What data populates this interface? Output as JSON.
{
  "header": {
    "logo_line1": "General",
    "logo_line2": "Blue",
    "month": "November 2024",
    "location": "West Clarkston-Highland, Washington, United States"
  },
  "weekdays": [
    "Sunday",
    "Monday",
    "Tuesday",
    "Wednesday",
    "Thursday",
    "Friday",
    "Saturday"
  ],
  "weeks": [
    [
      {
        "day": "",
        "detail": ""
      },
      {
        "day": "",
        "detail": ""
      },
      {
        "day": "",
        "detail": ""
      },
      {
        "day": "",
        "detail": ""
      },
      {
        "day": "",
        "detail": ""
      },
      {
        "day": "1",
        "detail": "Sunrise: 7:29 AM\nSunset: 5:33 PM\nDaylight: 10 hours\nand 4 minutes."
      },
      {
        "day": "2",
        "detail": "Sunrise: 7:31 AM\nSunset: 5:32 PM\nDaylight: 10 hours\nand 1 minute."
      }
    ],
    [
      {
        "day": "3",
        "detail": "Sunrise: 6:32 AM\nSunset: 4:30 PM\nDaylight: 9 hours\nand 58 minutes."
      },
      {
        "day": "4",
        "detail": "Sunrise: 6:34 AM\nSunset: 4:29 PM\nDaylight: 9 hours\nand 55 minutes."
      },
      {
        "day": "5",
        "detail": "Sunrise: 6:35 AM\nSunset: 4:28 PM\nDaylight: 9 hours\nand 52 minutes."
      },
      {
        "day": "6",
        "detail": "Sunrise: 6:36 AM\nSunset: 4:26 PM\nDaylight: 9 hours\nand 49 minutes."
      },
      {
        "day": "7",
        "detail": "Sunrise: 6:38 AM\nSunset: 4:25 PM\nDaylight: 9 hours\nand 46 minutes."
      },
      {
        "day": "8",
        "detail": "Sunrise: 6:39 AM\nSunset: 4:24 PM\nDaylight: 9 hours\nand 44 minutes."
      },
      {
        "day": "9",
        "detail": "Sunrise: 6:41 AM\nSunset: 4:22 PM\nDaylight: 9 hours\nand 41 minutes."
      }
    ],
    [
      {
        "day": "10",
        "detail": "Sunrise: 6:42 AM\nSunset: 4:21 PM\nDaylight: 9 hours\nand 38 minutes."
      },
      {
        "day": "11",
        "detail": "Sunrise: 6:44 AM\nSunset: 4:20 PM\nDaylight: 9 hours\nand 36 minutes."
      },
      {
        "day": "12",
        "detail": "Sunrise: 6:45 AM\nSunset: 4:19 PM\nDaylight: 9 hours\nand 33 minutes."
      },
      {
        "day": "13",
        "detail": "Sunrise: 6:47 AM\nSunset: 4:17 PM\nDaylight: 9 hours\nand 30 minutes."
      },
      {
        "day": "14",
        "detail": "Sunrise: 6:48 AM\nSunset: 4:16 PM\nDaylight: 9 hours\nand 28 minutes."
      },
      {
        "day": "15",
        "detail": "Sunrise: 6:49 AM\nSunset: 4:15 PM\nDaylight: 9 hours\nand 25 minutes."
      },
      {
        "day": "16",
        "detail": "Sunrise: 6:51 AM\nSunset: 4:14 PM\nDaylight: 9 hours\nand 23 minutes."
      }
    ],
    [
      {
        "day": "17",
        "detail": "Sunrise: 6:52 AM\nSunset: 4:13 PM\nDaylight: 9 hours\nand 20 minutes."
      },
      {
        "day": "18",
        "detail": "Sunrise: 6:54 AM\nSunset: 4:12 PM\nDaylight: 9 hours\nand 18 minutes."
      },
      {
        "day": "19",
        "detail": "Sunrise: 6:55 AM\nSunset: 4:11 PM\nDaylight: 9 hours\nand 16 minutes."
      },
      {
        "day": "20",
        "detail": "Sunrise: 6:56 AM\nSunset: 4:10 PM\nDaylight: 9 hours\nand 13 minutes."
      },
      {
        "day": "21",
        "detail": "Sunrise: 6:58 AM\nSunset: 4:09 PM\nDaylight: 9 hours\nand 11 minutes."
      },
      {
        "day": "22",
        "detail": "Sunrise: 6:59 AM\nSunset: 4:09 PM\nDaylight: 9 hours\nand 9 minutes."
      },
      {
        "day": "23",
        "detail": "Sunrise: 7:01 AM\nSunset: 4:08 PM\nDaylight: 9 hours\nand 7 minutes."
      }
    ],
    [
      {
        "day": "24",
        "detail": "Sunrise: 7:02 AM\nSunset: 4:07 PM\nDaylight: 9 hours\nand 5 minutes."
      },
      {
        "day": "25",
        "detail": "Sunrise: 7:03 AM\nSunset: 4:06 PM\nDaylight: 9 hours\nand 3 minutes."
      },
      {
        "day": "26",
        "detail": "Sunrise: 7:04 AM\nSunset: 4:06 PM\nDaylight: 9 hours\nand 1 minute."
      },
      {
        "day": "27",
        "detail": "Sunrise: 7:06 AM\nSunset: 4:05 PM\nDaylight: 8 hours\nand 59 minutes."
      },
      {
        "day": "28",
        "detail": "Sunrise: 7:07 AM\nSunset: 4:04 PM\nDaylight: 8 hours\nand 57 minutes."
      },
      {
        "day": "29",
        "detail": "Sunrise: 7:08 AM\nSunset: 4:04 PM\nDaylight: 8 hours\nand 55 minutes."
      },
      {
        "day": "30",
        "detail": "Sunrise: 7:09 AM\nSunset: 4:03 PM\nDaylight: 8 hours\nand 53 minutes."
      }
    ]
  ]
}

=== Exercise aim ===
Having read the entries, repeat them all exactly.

=== Result of the task ===
What data populates this interface? Output as JSON.
{
  "header": {
    "logo_line1": "General",
    "logo_line2": "Blue",
    "month": "November 2024",
    "location": "West Clarkston-Highland, Washington, United States"
  },
  "weekdays": [
    "Sunday",
    "Monday",
    "Tuesday",
    "Wednesday",
    "Thursday",
    "Friday",
    "Saturday"
  ],
  "weeks": [
    [
      {
        "day": "",
        "detail": ""
      },
      {
        "day": "",
        "detail": ""
      },
      {
        "day": "",
        "detail": ""
      },
      {
        "day": "",
        "detail": ""
      },
      {
        "day": "",
        "detail": ""
      },
      {
        "day": "1",
        "detail": "Sunrise: 7:29 AM\nSunset: 5:33 PM\nDaylight: 10 hours\nand 4 minutes."
      },
      {
        "day": "2",
        "detail": "Sunrise: 7:31 AM\nSunset: 5:32 PM\nDaylight: 10 hours\nand 1 minute."
      }
    ],
    [
      {
        "day": "3",
        "detail": "Sunrise: 6:32 AM\nSunset: 4:30 PM\nDaylight: 9 hours\nand 58 minutes."
      },
      {
        "day": "4",
        "detail": "Sunrise: 6:34 AM\nSunset: 4:29 PM\nDaylight: 9 hours\nand 55 minutes."
      },
      {
        "day": "5",
        "detail": "Sunrise: 6:35 AM\nSunset: 4:28 PM\nDaylight: 9 hours\nand 52 minutes."
      },
      {
        "day": "6",
        "detail": "Sunrise: 6:36 AM\nSunset: 4:26 PM\nDaylight: 9 hours\nand 49 minutes."
      },
      {
        "day": "7",
        "detail": "Sunrise: 6:38 AM\nSunset: 4:25 PM\nDaylight: 9 hours\nand 46 minutes."
      },
      {
        "day": "8",
        "detail": "Sunrise: 6:39 AM\nSunset: 4:24 PM\nDaylight: 9 hours\nand 44 minutes."
      },
      {
        "day": "9",
        "detail": "Sunrise: 6:41 AM\nSunset: 4:22 PM\nDaylight: 9 hours\nand 41 minutes."
      }
    ],
    [
      {
        "day": "10",
        "detail": "Sunrise: 6:42 AM\nSunset: 4:21 PM\nDaylight: 9 hours\nand 38 minutes."
      },
      {
        "day": "11",
        "detail": "Sunrise: 6:44 AM\nSunset: 4:20 PM\nDaylight: 9 hours\nand 36 minutes."
      },
      {
        "day": "12",
        "detail": "Sunrise: 6:45 AM\nSunset: 4:19 PM\nDaylight: 9 hours\nand 33 minutes."
      },
      {
        "day": "13",
        "detail": "Sunrise: 6:47 AM\nSunset: 4:17 PM\nDaylight: 9 hours\nand 30 minutes."
      },
      {
        "day": "14",
        "detail": "Sunrise: 6:48 AM\nSunset: 4:16 PM\nDaylight: 9 hours\nand 28 minutes."
      },
      {
        "day": "15",
        "detail": "Sunrise: 6:49 AM\nSunset: 4:15 PM\nDaylight: 9 hours\nand 25 minutes."
      },
      {
        "day": "16",
        "detail": "Sunrise: 6:51 AM\nSunset: 4:14 PM\nDaylight: 9 hours\nand 23 minutes."
      }
    ],
    [
      {
        "day": "17",
        "detail": "Sunrise: 6:52 AM\nSunset: 4:13 PM\nDaylight: 9 hours\nand 20 minutes."
      },
      {
        "day": "18",
        "detail": "Sunrise: 6:54 AM\nSunset: 4:12 PM\nDaylight: 9 hours\nand 18 minutes."
      },
      {
        "day": "19",
        "detail": "Sunrise: 6:55 AM\nSunset: 4:11 PM\nDaylight: 9 hours\nand 16 minutes."
      },
      {
        "day": "20",
        "detail": "Sunrise: 6:56 AM\nSunset: 4:10 PM\nDaylight: 9 hours\nand 13 minutes."
      },
      {
        "day": "21",
        "detail": "Sunrise: 6:58 AM\nSunset: 4:09 PM\nDaylight: 9 hours\nand 11 minutes."
      },
      {
        "day": "22",
        "detail": "Sunrise: 6:59 AM\nSunset: 4:09 PM\nDaylight: 9 hours\nand 9 minutes."
      },
      {
        "day": "23",
        "detail": "Sunrise: 7:01 AM\nSunset: 4:08 PM\nDaylight: 9 hours\nand 7 minutes."
      }
    ],
    [
      {
        "day": "24",
        "detail": "Sunrise: 7:02 AM\nSunset: 4:07 PM\nDaylight: 9 hours\nand 5 minutes."
      },
      {
        "day": "25",
        "detail": "Sunrise: 7:03 AM\nSunset: 4:06 PM\nDaylight: 9 hours\nand 3 minutes."
      },
      {
        "day": "26",
        "detail": "Sunrise: 7:04 AM\nSunset: 4:06 PM\nDaylight: 9 hours\nand 1 minute."
      },
      {
        "day": "27",
        "detail": "Sunrise: 7:06 AM\nSunset: 4:05 PM\nDaylight: 8 hours\nand 59 minutes."
      },
      {
        "day": "28",
        "detail": "Sunrise: 7:07 AM\nSunset: 4:04 PM\nDaylight: 8 hours\nand 57 minutes."
      },
      {
        "day": "29",
        "detail": "Sunrise: 7:08 AM\nSunset: 4:04 PM\nDaylight: 8 hours\nand 55 minutes."
      },
      {
        "day": "30",
        "detail": "Sunrise: 7:09 AM\nSunset: 4:03 PM\nDaylight: 8 hours\nand 53 minutes."
      }
    ]
  ]
}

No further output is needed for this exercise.